Below are the entries; tally the lines holding the string "data" and give only that figure.

*** Opening RECORDS FOR THE TASK ***

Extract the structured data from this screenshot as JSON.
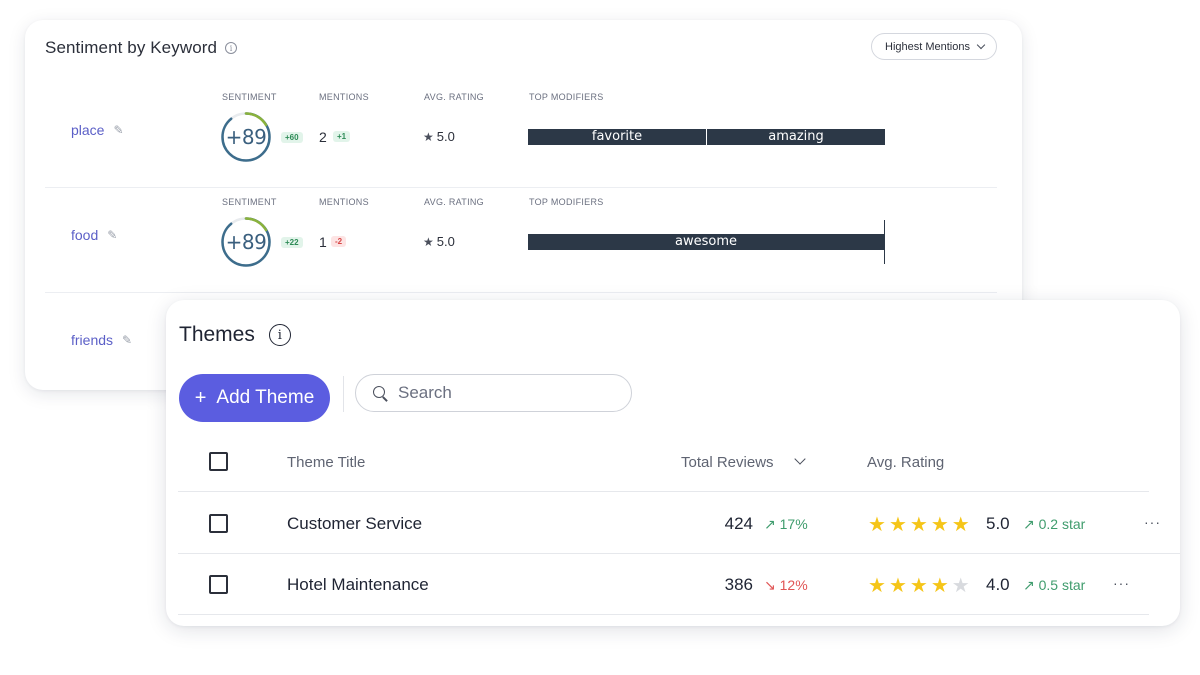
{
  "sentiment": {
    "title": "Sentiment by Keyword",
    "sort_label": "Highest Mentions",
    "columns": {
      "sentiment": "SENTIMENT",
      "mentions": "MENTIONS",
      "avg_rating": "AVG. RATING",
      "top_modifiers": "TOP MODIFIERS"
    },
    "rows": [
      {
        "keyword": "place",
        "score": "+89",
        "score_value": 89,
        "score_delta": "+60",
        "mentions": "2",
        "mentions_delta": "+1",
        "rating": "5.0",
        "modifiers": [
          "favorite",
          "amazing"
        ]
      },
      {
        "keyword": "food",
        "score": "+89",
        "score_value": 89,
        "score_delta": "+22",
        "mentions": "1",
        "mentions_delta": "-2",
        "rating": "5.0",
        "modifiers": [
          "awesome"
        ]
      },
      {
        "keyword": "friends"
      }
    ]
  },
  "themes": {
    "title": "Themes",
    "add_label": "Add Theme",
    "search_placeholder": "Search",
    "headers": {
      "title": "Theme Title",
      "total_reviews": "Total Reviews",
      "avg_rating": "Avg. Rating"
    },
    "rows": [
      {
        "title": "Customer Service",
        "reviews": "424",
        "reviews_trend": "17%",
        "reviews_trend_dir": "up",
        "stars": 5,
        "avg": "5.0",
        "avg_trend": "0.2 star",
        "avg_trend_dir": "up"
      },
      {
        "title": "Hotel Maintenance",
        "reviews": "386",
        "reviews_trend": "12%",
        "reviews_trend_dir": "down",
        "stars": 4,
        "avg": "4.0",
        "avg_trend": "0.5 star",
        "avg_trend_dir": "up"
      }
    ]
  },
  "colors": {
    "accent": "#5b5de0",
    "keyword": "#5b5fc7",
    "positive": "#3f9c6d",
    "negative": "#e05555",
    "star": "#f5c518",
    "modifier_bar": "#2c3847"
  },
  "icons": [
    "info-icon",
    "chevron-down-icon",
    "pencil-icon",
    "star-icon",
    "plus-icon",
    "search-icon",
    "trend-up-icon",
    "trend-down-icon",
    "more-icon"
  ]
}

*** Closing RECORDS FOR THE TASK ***
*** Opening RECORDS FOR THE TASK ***

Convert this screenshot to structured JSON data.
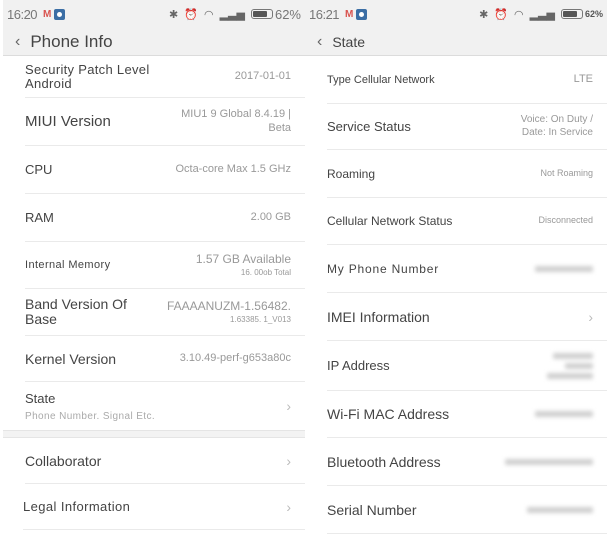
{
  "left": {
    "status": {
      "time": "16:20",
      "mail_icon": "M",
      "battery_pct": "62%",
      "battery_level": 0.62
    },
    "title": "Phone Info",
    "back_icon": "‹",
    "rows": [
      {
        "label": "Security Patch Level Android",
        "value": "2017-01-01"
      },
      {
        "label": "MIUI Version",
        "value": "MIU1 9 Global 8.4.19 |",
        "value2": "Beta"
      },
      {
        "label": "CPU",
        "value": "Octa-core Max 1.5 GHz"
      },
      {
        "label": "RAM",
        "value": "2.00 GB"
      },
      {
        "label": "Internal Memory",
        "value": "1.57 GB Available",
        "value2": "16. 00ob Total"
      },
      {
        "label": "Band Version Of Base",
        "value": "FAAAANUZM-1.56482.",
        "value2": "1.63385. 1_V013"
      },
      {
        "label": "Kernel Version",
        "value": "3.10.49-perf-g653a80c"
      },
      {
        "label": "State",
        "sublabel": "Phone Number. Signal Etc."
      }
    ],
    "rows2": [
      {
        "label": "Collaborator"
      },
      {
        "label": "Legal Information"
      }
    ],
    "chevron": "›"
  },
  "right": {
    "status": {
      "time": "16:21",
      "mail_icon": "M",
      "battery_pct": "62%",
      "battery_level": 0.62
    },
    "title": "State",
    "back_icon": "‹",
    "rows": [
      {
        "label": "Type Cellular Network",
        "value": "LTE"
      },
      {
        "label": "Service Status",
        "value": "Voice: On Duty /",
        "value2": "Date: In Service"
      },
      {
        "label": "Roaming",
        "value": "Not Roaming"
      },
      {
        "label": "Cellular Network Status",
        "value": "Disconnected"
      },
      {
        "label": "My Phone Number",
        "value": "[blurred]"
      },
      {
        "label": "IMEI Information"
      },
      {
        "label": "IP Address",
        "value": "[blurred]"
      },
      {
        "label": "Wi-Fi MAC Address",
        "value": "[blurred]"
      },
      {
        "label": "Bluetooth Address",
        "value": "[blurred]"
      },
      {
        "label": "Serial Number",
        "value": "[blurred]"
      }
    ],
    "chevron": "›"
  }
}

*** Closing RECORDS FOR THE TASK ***
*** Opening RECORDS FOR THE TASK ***

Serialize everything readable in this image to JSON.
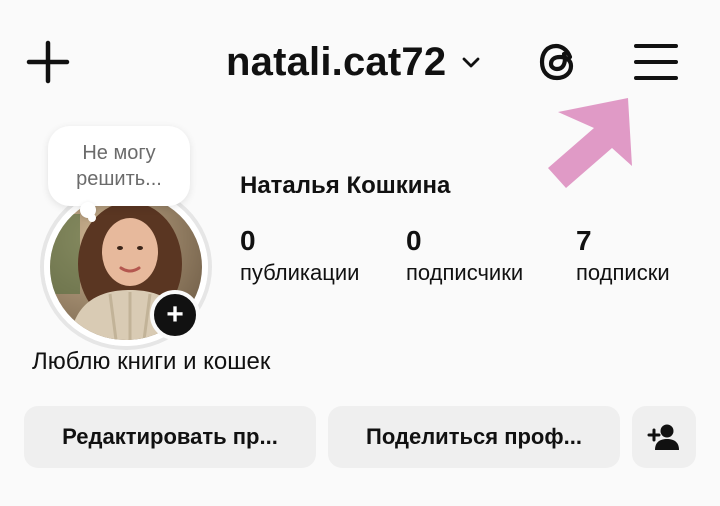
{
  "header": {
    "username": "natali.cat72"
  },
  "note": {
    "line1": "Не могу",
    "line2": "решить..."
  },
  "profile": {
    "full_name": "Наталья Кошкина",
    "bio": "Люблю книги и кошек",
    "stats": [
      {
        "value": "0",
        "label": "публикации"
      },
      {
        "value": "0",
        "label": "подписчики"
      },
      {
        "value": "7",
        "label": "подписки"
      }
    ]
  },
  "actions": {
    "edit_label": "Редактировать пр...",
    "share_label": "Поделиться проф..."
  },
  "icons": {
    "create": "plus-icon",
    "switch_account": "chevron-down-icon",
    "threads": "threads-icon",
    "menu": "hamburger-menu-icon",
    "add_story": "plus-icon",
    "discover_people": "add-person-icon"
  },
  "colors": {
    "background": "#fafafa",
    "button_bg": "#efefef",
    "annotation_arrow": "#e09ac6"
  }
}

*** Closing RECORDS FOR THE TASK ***

- _RESPONSE BOX_:
2